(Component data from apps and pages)
========
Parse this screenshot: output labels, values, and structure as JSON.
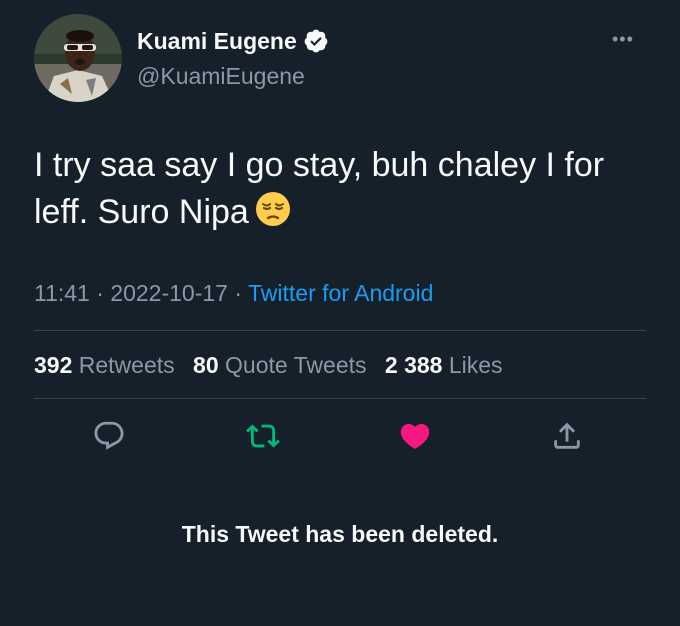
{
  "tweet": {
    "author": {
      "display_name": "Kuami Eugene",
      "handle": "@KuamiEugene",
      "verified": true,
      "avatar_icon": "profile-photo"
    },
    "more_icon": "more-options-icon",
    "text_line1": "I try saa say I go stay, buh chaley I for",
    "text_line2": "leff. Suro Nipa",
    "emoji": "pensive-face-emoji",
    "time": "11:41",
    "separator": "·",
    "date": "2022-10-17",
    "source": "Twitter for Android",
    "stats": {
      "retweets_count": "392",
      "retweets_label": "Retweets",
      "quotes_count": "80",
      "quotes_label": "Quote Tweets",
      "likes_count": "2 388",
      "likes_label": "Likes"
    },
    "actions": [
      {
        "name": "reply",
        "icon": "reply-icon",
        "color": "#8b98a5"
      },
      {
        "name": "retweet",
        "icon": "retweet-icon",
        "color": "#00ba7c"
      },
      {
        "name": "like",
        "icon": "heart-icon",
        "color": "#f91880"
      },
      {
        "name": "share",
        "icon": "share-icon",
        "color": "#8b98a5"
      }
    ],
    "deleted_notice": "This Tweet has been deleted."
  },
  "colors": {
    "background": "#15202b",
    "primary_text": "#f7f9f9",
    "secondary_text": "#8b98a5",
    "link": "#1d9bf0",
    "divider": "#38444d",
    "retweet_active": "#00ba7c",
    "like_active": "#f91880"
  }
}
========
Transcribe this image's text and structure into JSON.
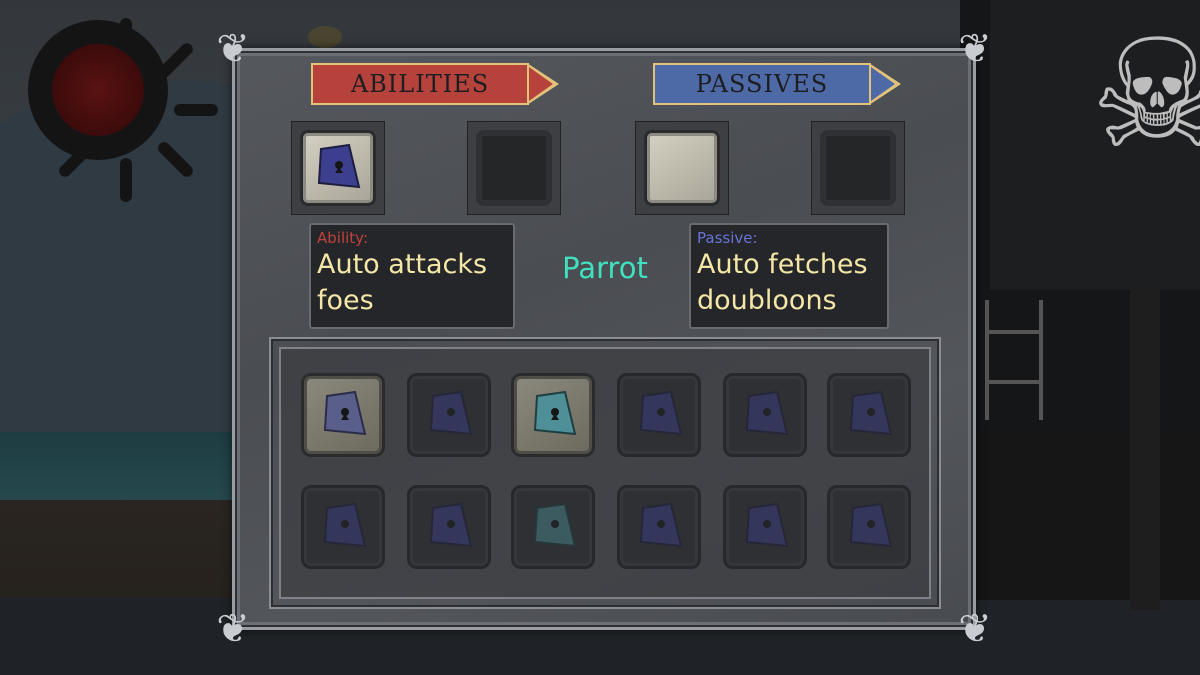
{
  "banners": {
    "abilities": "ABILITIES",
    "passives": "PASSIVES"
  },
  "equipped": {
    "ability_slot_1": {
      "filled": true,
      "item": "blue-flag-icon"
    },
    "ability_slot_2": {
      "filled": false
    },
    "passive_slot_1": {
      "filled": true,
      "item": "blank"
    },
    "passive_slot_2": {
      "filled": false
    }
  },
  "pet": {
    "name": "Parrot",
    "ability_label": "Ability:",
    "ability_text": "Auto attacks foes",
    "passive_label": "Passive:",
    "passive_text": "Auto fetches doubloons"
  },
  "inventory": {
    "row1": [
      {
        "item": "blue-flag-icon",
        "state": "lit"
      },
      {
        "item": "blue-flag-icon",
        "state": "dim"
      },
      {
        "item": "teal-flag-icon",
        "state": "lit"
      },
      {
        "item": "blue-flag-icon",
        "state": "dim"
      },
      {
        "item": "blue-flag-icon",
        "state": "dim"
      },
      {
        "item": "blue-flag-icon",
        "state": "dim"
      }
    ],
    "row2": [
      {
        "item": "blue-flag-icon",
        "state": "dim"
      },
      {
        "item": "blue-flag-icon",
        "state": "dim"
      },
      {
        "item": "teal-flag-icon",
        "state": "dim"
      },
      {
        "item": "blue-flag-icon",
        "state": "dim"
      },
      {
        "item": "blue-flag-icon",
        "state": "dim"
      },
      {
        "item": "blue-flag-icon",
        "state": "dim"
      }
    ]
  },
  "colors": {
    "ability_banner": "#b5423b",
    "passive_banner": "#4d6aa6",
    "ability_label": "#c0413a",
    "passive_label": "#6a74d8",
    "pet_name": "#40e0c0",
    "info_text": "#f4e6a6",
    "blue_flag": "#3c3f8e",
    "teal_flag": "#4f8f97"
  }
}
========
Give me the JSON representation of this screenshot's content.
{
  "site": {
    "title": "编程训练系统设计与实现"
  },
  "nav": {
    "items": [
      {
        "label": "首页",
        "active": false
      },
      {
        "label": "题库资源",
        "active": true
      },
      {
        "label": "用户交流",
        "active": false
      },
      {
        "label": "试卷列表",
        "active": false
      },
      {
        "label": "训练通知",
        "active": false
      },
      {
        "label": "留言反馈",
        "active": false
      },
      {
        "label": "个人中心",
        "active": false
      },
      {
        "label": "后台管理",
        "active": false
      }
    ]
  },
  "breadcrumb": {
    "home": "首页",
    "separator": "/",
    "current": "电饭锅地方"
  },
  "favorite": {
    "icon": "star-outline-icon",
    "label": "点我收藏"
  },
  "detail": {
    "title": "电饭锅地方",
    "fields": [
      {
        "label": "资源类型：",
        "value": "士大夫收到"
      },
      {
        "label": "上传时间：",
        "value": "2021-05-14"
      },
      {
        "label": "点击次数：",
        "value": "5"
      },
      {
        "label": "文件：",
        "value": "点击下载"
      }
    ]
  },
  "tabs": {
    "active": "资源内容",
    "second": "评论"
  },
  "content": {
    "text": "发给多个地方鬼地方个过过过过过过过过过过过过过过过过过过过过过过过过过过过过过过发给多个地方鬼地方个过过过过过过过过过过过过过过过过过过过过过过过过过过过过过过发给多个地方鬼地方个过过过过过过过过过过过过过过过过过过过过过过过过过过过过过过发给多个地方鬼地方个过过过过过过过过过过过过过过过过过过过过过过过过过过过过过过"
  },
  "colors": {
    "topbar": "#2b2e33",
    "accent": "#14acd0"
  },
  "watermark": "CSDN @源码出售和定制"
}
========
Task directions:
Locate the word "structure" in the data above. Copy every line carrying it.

Result of this task:
Parse this screenshot: output labels, values, and structure as JSON.
Transcribe this image's text and structure into JSON.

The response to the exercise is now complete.